Astronauts on Mars in the TV series MARS

The TV series MARS blends fact and fiction.

National Geographic Channels

Q&A: Ron Howard and Brian Grazer talk about their creative trip to Mars

The Red Planet is coming to your living room. On 14 November, the National Geographic Channel will broadcast its big-budget TV series MARS. It’s an unusual combination of documentary and a fictional dramatization. The real-life footage follows the company SpaceX and its chief Elon Musk as they try to develop reusable rockets—crucial technology to get to Mars—and includes interviews with scientists, astronauts, and space travel advocates. The drama tells the story of a first six-person crew arriving at Mars on the spaceship Daedalus in 2033 and surviving on the surface despite a series of mishaps.

Among the team who conceived the six-part series are Academy and Emmy award–winning producers Brian Grazer and Ron Howard—director of Apollo 13, A Beautiful Mind, and The Da Vinci Code. ScienceInsider spoke with Grazer and Howard by phone from California. Their responses have been edited for clarity and brevity.

Q: Why the unusual mixture of fact and fiction?

Brian Grazer: We like to transport viewers to a world that is both cinematic and real—both are interesting. We love learning and it was great to get to speak with experts such as Elon Musk and get intimate with them.

Ron Howard: It’s a kind of creative opportunism. It’s part documentary and part drama—almost equal parts. On a thematic level, it celebrates exploration in a visceral way.

Q: Space travel is monotonous. How did you make life exciting for the fictional crew?

RH: It’s reality with the boring bits snipped out. We began with a great deal of research on coping with space and dealing with the challenges. We selected a few of these to dramatize.

We’re at a tipping point and a lot of individuals are working on these problems. [NASA astronaut] Scott Kelly dedicated a year on the international space station to see what that could do to a human being.

Q: There are many schemes to get humans to Mars. Which did you portray?

BG: We consulted with Stephen Petranek [author of How We’ll Live on Mars], SpaceX, NASA. It’s our best estimate. We tried to reflect what we’re learning.

Q: Is it a one way trip for the fictional crew?

RH: It varies from person to person. They are colonizing and have terraforming in mind. The immediate imperative is to survive but they want to create sustainability, to begin to build.

Q: Is the series a clarion call for more Mars exploration?

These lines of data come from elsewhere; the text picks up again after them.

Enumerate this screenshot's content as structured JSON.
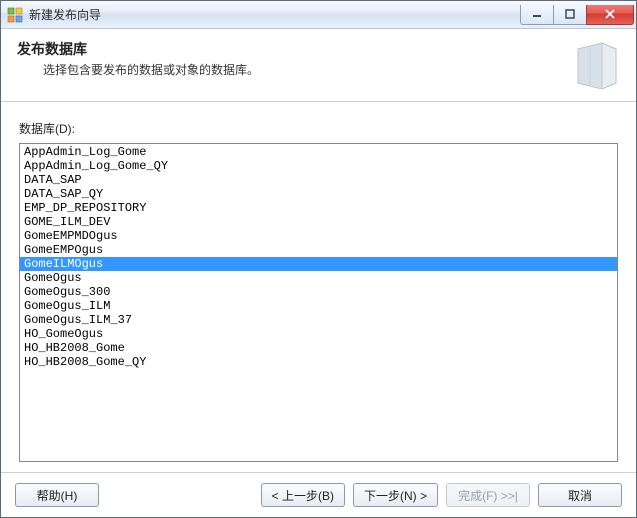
{
  "window": {
    "title": "新建发布向导"
  },
  "header": {
    "title": "发布数据库",
    "subtitle": "选择包含要发布的数据或对象的数据库。"
  },
  "body": {
    "list_label": "数据库(D):",
    "selected_index": 8,
    "items": [
      "AppAdmin_Log_Gome",
      "AppAdmin_Log_Gome_QY",
      "DATA_SAP",
      "DATA_SAP_QY",
      "EMP_DP_REPOSITORY",
      "GOME_ILM_DEV",
      "GomeEMPMDOgus",
      "GomeEMPOgus",
      "GomeILMOgus",
      "GomeOgus",
      "GomeOgus_300",
      "GomeOgus_ILM",
      "GomeOgus_ILM_37",
      "HO_GomeOgus",
      "HO_HB2008_Gome",
      "HO_HB2008_Gome_QY"
    ]
  },
  "footer": {
    "help": "帮助(H)",
    "back": "< 上一步(B)",
    "next": "下一步(N) >",
    "finish": "完成(F) >>|",
    "cancel": "取消"
  }
}
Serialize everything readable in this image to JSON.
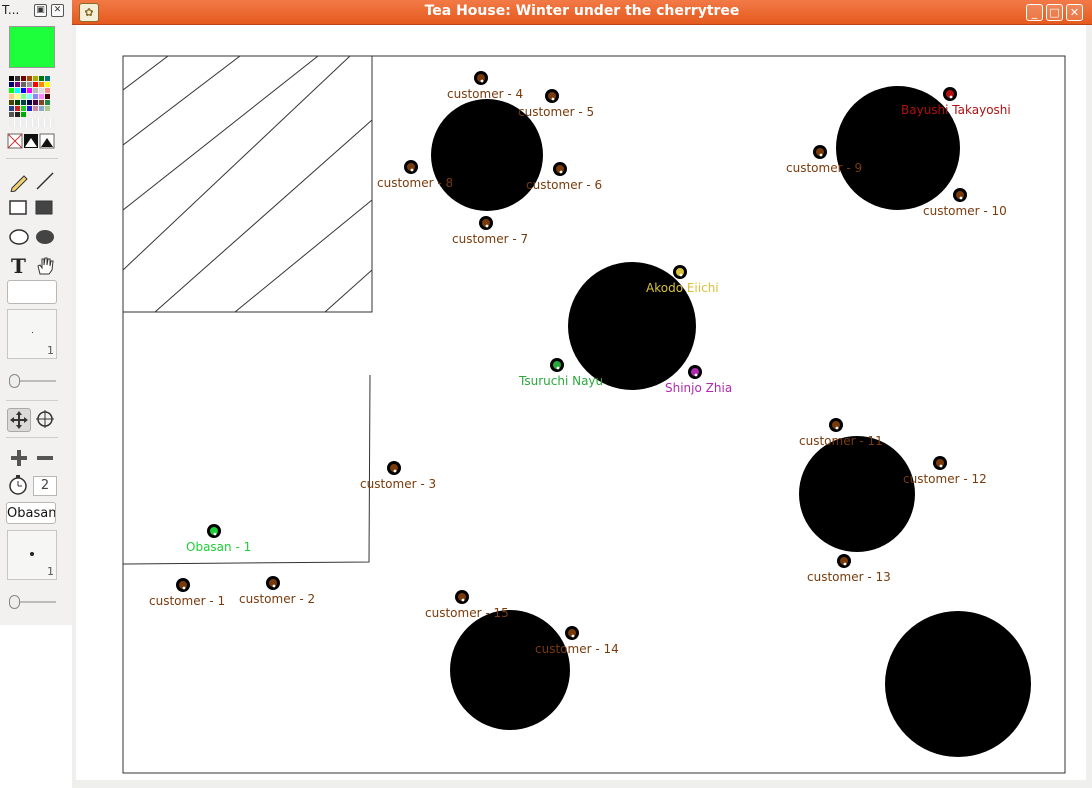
{
  "palette": {
    "title": "T...",
    "buttons": [
      "pin-icon",
      "close-icon"
    ],
    "current_color": "#1eff3c",
    "text_value": "",
    "line_width": "1",
    "timer_value": "2",
    "selected_name": "Obasan",
    "point_size": "1",
    "tools": [
      "pencil-icon",
      "line-icon",
      "rectangle-icon",
      "filled-rectangle-icon",
      "ellipse-icon",
      "filled-ellipse-icon",
      "text-tool-icon",
      "hand-icon",
      "move-icon",
      "crosshair-icon",
      "plus-icon",
      "minus-icon",
      "stopwatch-icon"
    ]
  },
  "window": {
    "title": "Tea House: Winter under the cherrytree",
    "controls": [
      "minimize-icon",
      "maximize-icon",
      "close-icon"
    ]
  },
  "map": {
    "markers": [
      {
        "label": "customer - 1",
        "color": "#7a3b0b"
      },
      {
        "label": "customer - 2",
        "color": "#7a3b0b"
      },
      {
        "label": "customer - 3",
        "color": "#7a3b0b"
      },
      {
        "label": "customer - 4",
        "color": "#7a3b0b"
      },
      {
        "label": "customer - 5",
        "color": "#7a3b0b"
      },
      {
        "label": "customer - 6",
        "color": "#7a3b0b"
      },
      {
        "label": "customer - 7",
        "color": "#7a3b0b"
      },
      {
        "label": "customer - 8",
        "color": "#7a3b0b"
      },
      {
        "label": "customer - 9",
        "color": "#7a3b0b"
      },
      {
        "label": "customer - 10",
        "color": "#7a3b0b"
      },
      {
        "label": "customer - 11",
        "color": "#7a3b0b"
      },
      {
        "label": "customer - 12",
        "color": "#7a3b0b"
      },
      {
        "label": "customer - 13",
        "color": "#7a3b0b"
      },
      {
        "label": "customer - 14",
        "color": "#7a3b0b"
      },
      {
        "label": "customer - 15",
        "color": "#7a3b0b"
      },
      {
        "label": "Obasan - 1",
        "color": "#1ecf36"
      },
      {
        "label": "Bayushi Takayoshi",
        "color": "#b01010"
      },
      {
        "label": "Akodo Eiichi",
        "color": "#d8c23a"
      },
      {
        "label": "Tsuruchi Nayu",
        "color": "#2aa83c"
      },
      {
        "label": "Shinjo Zhia",
        "color": "#b02ab0"
      }
    ]
  }
}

BG: I think it will stimulate debate, create a bridge between individuals and ideas they don’t know so well. It humanizes it, transporting people via the cinematic form.

RH: I hope it will inspire as well.